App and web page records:
· · · · ·

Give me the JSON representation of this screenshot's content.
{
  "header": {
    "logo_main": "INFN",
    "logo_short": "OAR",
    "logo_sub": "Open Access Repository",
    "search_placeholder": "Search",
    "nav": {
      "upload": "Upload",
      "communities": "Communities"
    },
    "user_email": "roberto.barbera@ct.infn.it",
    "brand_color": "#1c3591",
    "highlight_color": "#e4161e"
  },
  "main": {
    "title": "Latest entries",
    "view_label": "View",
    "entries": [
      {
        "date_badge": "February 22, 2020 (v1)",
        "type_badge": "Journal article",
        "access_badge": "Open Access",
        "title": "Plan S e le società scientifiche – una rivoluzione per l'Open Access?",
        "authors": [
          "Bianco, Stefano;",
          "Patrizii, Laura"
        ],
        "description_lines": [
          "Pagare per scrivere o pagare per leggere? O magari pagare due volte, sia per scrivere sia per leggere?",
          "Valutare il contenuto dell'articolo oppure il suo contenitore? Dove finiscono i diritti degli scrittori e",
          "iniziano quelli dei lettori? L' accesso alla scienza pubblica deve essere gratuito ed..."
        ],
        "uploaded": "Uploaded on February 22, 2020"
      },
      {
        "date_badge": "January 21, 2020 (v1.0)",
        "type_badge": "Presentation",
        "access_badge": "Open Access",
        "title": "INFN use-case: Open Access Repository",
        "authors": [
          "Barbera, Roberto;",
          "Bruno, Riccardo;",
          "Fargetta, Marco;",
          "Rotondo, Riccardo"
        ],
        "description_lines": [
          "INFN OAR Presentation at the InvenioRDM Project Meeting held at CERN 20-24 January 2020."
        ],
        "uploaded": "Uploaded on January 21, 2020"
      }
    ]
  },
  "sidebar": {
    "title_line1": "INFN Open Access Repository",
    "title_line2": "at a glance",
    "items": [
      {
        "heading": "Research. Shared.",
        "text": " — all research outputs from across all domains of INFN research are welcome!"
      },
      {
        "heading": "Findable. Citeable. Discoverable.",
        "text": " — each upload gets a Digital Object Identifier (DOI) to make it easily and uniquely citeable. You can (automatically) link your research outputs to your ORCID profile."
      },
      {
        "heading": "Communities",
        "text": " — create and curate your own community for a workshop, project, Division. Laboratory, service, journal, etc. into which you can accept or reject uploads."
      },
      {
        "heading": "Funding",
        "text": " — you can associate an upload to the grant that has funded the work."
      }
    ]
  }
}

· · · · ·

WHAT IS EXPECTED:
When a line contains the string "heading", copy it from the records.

RESULT FOR THIS TASK:
        "heading": "Research. Shared.",
        "heading": "Findable. Citeable. Discoverable.",
        "heading": "Communities",
        "heading": "Funding",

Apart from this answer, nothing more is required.